Hairless deer are appearing across the state, especially in Tuolumne County, and they aren’t making a fashion statement.
They have lice, and it may be threatening their lives.
State officials began noticing the hair-deprived deer in 2009. They found 240 balding deer outside Yosemite National Park in a five-month period, and started a research project that is ongoing. Hair-challenged deer have been found in 15 counties, as far south as San Diego County. Deer in other Western states have reportedly been similarly afflicted.
Researchers have taken hair and blood samples from 600 deer and elk to date and attached tracking devices to them. A commenter on the California Department of Fish and Wildlife’s (CDFW) Facebook page, Molly Beth Jacobsen, said that in Humboldt County where she and her husband live and are avid hunters more deer than not are showing hair loss. She said it seems to have “greatly impacted” the deer population there.
Hair-loss syndrome is generally associated with bad nutrition, but investigators are coming around to the conclusion that it is the result of a non-native lice infestation. Until now, the species of lice has been known to feed on deer in Europe and Asia.
In the past, the hair-loss phenomenon has been attributed to an “environmental deficiency of copper or selenium or some other underlying environmental factor such as a difficult-to-detect disease agent,” according to Pam Swift, a state veterinarian with the CDFW.
But wildlife experts have been zeroing in on the lice lately. Senior wildlife biologist Greg Gerstenberg was quoted on the department website speculating that the lice are becoming life-threatening to the deer because “louse-infested deer spend so much time grooming they become easy targets of predation by coyotes or mountain lions.”

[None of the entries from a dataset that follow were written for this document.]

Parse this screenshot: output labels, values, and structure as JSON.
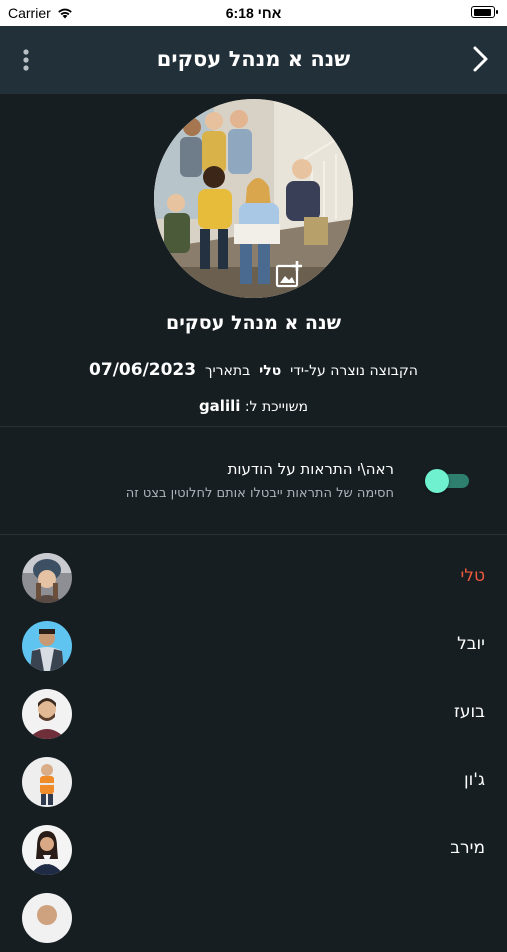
{
  "status_bar": {
    "carrier": "Carrier",
    "time": "6:18 אחי"
  },
  "header": {
    "title": "שנה א מנהל עסקים",
    "back_icon": "chevron-right-icon",
    "menu_icon": "more-vertical-icon"
  },
  "group": {
    "name": "שנה א מנהל עסקים",
    "created_prefix": "הקבוצה נוצרה על-ידי",
    "creator": "טלי",
    "created_on_label": "בתאריך",
    "created_date": "07/06/2023",
    "belongs_label": "משוייכת ל:",
    "belongs_to": "galili"
  },
  "notifications": {
    "title": "ראה\\י התראות על הודעות",
    "subtitle": "חסימה של התראות ייבטלו אותם לחלוטין בצט זה",
    "enabled": true,
    "accent_color": "#6ff0cf"
  },
  "members": [
    {
      "name": "טלי",
      "is_admin": true
    },
    {
      "name": "יובל",
      "is_admin": false
    },
    {
      "name": "בועז",
      "is_admin": false
    },
    {
      "name": "ג'ון",
      "is_admin": false
    },
    {
      "name": "מירב",
      "is_admin": false
    }
  ],
  "colors": {
    "admin_name": "#ef5a3c",
    "navbar": "#22303a",
    "background": "#161e22"
  }
}
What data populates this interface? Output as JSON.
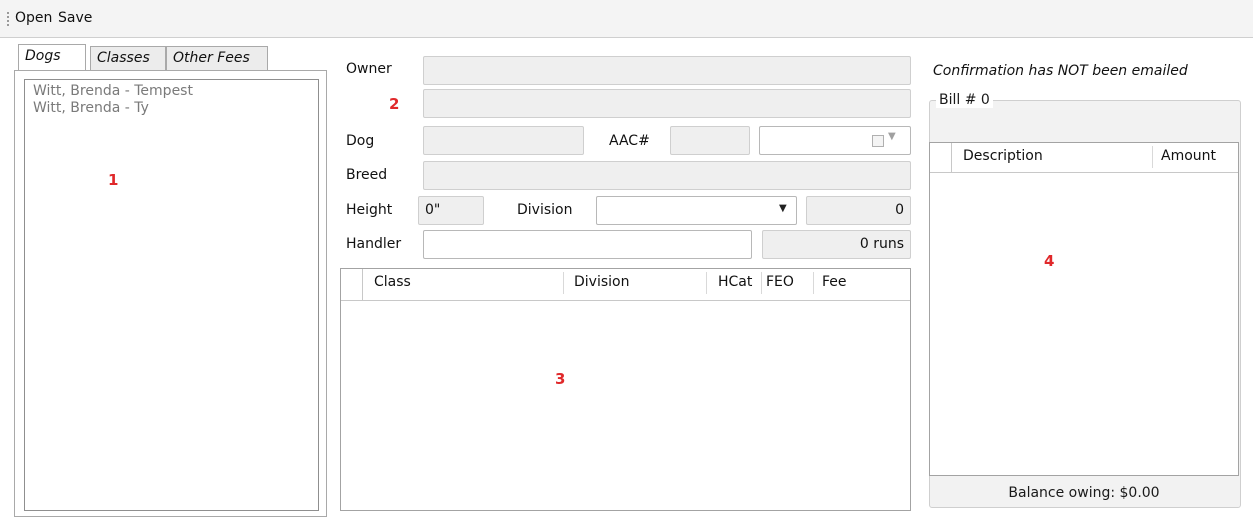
{
  "toolbar": {
    "open_label": "Open",
    "save_label": "Save"
  },
  "tabs": [
    {
      "label": "Dogs",
      "active": true
    },
    {
      "label": "Classes",
      "active": false
    },
    {
      "label": "Other Fees",
      "active": false
    }
  ],
  "dogs": [
    "Witt, Brenda - Tempest",
    "Witt, Brenda - Ty"
  ],
  "markers": [
    "1",
    "2",
    "3",
    "4"
  ],
  "form": {
    "owner_label": "Owner",
    "dog_label": "Dog",
    "aac_label": "AAC#",
    "breed_label": "Breed",
    "height_label": "Height",
    "height_value": "0\"",
    "division_label": "Division",
    "division_count": "0",
    "handler_label": "Handler",
    "runs_value": "0 runs"
  },
  "classes_grid": {
    "columns": [
      "Class",
      "Division",
      "HCat",
      "FEO",
      "Fee"
    ],
    "rows": []
  },
  "bill": {
    "confirmation": "Confirmation has NOT been emailed",
    "bill_number": "Bill # 0",
    "columns": [
      "Description",
      "Amount"
    ],
    "rows": [],
    "balance": "Balance owing: $0.00"
  }
}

While that theory is still just speculation, Gerstenberg said the lice have already “impacted migratory populations of California deer.”